* What needs to be done
Across the data below, how many lines have the word "phrase" in them? Give the number and nothing else.
---------- Dataset ----------
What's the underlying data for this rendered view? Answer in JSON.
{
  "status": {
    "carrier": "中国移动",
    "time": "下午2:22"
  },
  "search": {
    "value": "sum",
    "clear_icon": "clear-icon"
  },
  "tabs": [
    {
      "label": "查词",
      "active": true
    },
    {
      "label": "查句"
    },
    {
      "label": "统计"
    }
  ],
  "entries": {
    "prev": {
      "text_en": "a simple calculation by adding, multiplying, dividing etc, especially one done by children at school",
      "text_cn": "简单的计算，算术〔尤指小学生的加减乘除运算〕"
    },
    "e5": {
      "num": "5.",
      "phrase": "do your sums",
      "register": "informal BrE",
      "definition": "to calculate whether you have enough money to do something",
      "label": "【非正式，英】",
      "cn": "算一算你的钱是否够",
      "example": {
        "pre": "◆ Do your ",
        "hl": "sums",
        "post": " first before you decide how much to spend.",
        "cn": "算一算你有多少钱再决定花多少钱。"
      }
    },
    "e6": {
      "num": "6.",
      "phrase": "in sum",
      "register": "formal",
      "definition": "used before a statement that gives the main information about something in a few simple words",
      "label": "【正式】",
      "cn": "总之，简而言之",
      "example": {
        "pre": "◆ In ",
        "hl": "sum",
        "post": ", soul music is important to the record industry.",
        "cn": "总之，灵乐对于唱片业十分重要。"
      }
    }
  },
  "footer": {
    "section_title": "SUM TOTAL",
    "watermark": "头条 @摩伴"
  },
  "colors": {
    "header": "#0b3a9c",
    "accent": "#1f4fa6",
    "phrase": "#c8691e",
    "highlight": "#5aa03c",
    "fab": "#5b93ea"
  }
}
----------
* Written answer
3